The vehicle is a hybrid that draws on two US financial products: real estate investment trusts (REITs) and master limited partnerships (MLPs). Mexico adopted its own version of REITs in 2001, under the name fideicomisos de infraestructura en bienes raíces (Fibras). Although launched at a time of economic difficulty, the Fibras went on to prosper, and to date are estimated to have raised some $17.5bn worth of funds for the real estate sector. It is hoped that the Fibra E, also launched at a time of austerity, will perform even more strongly for energy and infrastructure. International consultancy E&Y estimates that the Fibra E could raise as much as $70bn over the next five years.
The Fibra E is a modified Fibra that also incorporates tax-efficient features of MLPs. In the US MLPs are tax-exempt publicly traded companies that own cash-generating energy and natural resource infrastructure, and pay back income in the form of “distributions” ( dividends). While full details of the Fibra E have yet to be finalised, these trusts are designed to allow private investors to put money into “mature” cash-generating projects in Mexico, particularly (but not exclusively) those in the public sector.
Fibra E certificates will be freely traded on the stock exchange. State energy companies like the oil company Petróleos Mexicanos (Pemex) or the Federal Electricity Commission (Comisión Federal de Electricidad, CFE) will be able to fund some of their existing projects through Fibra Es, hopefully releasing much-needed capital resources for new projects. This is of key importance as Pemex and CFE face budget cuts in fiscal years 2015 and 2016. The emphasis on existing projects means there is a track record of income generation for the investor to analyse and risk levels are comparatively lower. A range of public-private projects, including roads, bridges, pipelines, ports, airports, telecoms networks and water and sanitation systems will be eligible for Fibra E financing.
Lewis Cohen, a partner at the Hogan Lovells law firm in New York has commented, “The Fibra E is a major step forward for the Mexican capital markets, completing 2013’s constitutional reform of the energy sector.” Enrique Ochoa Reza, CFE’s director-general, has already announced that the company is making plans to raise MEX10bn ($673m) through Fibra Es for a project backed by power transmission lines. It is estimated that the first Fibra E certificates will be trading on the Mexican stock exchange in the first half of 2016. Big private sector Mexican contractors, including ICA, Pinfra, Ideal and Ienova, are also reported to be looking at financing via Fibra Es.

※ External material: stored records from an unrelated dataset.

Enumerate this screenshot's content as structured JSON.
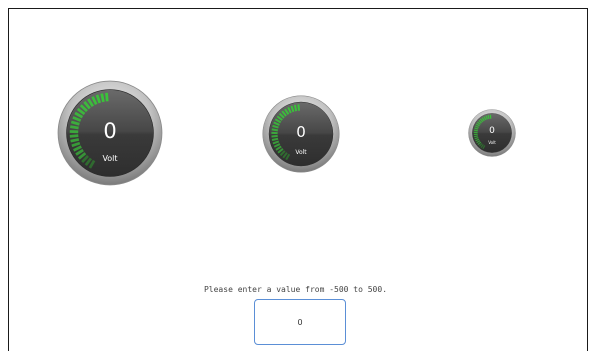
{
  "gauges": [
    {
      "id": "large",
      "value": "0",
      "unit": "Volt",
      "level": 0
    },
    {
      "id": "medium",
      "value": "0",
      "unit": "Volt",
      "level": 0
    },
    {
      "id": "small",
      "value": "0",
      "unit": "Volt",
      "level": 0
    }
  ],
  "range": {
    "min": -500,
    "max": 500
  },
  "prompt": "Please enter a value from -500 to 500.",
  "input": {
    "value": "0"
  },
  "colors": {
    "tick_active": "#39c439",
    "face": "#4a4a4a",
    "bezel": "#b8b8b8",
    "input_border": "#5b8fd6"
  }
}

Rules & Exclusions
Analysts recommend careful assessment of the Fibra E regulations as there will be differences with MLPs. Fibra E trusts may buy shares, but will only be allowed a minority interest in entities. Fibra E trusts will be run by technical committees, with fewer powers than a board of directors. Projects covered by Fibra Es must already be running, and investment in upstream initiatives (for example, hydrocarbons drilling, exploration and production) is excluded.
“We think that an education process will be necessary for both Mexican and international investors,” Cohen said. Although the energy reforms have been approved, he added that there could be some remaining political resistance, “if the private sector seeks to move too quickly to put former government-owned energy related assets into private hands.” But the overall outlook for Fibra Es is undoubtedly promising.